An employment tribunal has ruled that an employer was not obliged to provide enhanced occupational pay during Additional Paternity Leave (APL) in circumstances where they also provide a generous enhancement to women on maternity leave. 

As a first instance decision, Shuter v Ford Motor Company is not binding, and it was clear it turned quite heavily on its own facts.  Nevertheless, it provides a helpful indication of how a tribunal will approach the failure to pay enhanced payments to fathers. This is particularly relevant for employers finalising their Shared Parental Leave (SPL) schemes ahead of the changes due to take place for babies born on or after 5 April 2015.


The claimant, Mr Shuter, took APL from 15 July to 6 December 2013, after his partner returned to work from maternity leave. During APL, Ford paid Mr Shuter the statutory rate of pay, which was the lesser of £136.78 per week or 90% of average earnings.

At the same time Ford also operated an enhanced maternity pay scheme, in which mothers were paid 100% of their basic pay for the 52 weeks of maternity leave. This difference meant that Mr Shuter lost approximately £18,000 compared to a woman receiving enhanced maternity pay.

The claims

Mr Shuter lodged a claim for direct and indirect discrimination based on this difference in pay between APL and maternity leave. The direct sex discrimination claim was dismissed on the basis that Mr Shuter had chosen the incorrect comparator in identifying a female employee who had taken maternity leave. The correct comparator would have been a female employee applying for APL, i.e. the partner of a woman who had given birth. In this situation Ford would have paid the female employee the same as Mr Shuter. Therefore there was no direct discrimination as both men and woman were paid the same on APL.

The indirect discrimination claim also failed.  The tribunal did not accept Mr Shuter’s argument that a number of European cases had broadened the concept of maternity leave after 20 weeks to something more akin to child care leave; notably in Roca Alvarez, where a Spanish father successfully argued that a national law which did not enable him to take time off for bottle feeding his child was discriminatory, as it was only available to mothers. The CJEU said that the provision was not about supporting the biological needs of the mother but rather about time off to support the child and balancing family and work. 

Mr Shuter argued that the provision, criterion or practice (PCP) that led to indirect discrimination was “the practice/policy of paying woman basic pay when on leave beyond 20 weeks after the birth of their child when looking after their child.” The tribunal found that this was a discriminatory policy.  On considering whether it was justified however, Ford successfully argued that this PCP was necessary in order to achieve a legitimate aim, which was to increase the number of woman employed by Ford, which had a male dominated workforce.

Many employers may struggle to find similar evidence.  Ford was able to provide detailed records of its efforts to increase the number of female employees in the workforce.  It had set a target that its workforce was to be 25% female by 2005. A Maternity Working Group had been set up in 2000, and recommended enhanced maternity leave pay as a way to increase “the Company’s ability to recruit and retain more female employees.”  Although Ford were well behind their target, they were able to provide figures that demonstrated an increase in the number of female employees as a percentage of the total workforce, as well as an increase in the number of female employees in managerial roles.

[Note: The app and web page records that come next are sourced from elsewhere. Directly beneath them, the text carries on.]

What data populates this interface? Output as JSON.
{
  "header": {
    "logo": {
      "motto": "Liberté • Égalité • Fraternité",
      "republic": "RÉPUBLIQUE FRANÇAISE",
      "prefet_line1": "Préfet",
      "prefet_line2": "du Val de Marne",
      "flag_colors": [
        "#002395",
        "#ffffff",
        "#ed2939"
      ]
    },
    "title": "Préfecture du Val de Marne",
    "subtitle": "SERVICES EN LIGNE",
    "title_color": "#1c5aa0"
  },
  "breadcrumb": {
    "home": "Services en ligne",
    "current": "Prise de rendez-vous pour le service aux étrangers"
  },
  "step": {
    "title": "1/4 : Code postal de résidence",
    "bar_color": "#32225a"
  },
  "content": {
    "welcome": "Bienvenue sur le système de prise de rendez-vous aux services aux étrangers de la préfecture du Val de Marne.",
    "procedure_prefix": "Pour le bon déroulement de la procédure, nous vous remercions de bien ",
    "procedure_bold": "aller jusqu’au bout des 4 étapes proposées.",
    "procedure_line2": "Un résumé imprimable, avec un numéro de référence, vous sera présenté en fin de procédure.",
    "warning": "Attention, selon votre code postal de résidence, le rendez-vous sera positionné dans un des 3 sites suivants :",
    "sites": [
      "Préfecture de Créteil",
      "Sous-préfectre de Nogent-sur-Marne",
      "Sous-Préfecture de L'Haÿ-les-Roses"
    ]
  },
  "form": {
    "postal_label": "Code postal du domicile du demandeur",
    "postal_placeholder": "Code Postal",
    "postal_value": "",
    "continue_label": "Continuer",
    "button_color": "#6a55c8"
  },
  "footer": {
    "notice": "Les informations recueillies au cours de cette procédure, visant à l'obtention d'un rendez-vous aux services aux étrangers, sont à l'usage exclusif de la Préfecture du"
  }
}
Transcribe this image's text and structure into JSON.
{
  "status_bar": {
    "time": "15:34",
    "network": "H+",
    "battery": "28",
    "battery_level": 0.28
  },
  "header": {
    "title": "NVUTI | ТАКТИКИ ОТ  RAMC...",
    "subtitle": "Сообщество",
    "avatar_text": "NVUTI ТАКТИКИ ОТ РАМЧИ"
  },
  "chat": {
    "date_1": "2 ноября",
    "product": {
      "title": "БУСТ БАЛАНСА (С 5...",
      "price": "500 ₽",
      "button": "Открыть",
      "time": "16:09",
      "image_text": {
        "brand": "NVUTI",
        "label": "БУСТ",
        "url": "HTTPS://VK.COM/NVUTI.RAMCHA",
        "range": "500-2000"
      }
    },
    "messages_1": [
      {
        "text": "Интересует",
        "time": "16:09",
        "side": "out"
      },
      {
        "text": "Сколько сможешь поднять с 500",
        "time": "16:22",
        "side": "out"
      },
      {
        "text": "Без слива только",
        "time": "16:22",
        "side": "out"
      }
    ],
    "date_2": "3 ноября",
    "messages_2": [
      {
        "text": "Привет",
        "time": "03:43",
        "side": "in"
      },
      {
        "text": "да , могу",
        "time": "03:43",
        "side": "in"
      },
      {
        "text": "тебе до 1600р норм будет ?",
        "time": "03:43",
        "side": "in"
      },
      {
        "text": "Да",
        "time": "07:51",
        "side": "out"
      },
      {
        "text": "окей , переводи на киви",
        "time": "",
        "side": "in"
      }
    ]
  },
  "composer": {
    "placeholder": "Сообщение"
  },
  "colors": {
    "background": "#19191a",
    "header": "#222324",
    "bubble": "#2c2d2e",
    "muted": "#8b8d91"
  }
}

The tribunal noted that Parliament did not intend to change the nature of maternity leave by introducing APL, and that the Government’s advice to employers was that there was no requirement for APL pay to match any enhanced maternity pay. Therefore a difference in pay between the two types of leave could be justified, because the reasons for taking maternity leave and APL were different.

How might this affect arguments around Shared Parental Leave (SPL)?

This is the first reported case to look at a failure to pay enhanced rates to men in an APL context. While there are a number of differences between SPL and APL, the legal arguments are similar.  Although there may still be scope to revisit the direct discrimination argument based on the European cases, it was rejected here and will require further guidance at appellate level before we have clarity on this point. This case would certainly suggest that the greatest risk from failing to pay men in these circumstances is a claim for indirect discrimination.

Shared Parental Leave: to pay or not to pay?

Employers who provide enhanced occupational maternity pay, but who choose not to provide a similar enhancement to parents taking SPL should (if they have not done so already) document why this decision is taken, and review the impact of the enhanced rate of maternity pay to support their reasoning. A legitimate aim, for example, may be to encourage more women to take a longer period of maternity leave. It would not be enough to identify the cost of paying parents under SPL as being too expensive (although this can be a factor provided there are additional reasons to supplement this point).

Anecdotally, we are aware that most employers have chosen to follow the Government’s guidance in the Modern Workplace consultation response (November 2012) that they are not obliged to pay enhanced rates to parents taking SPL:  “Maternity Leave is a protected period, and companies are able to offer maternity benefits to women only. There is no legal requirement for companies to create occupational parental leave schemes.”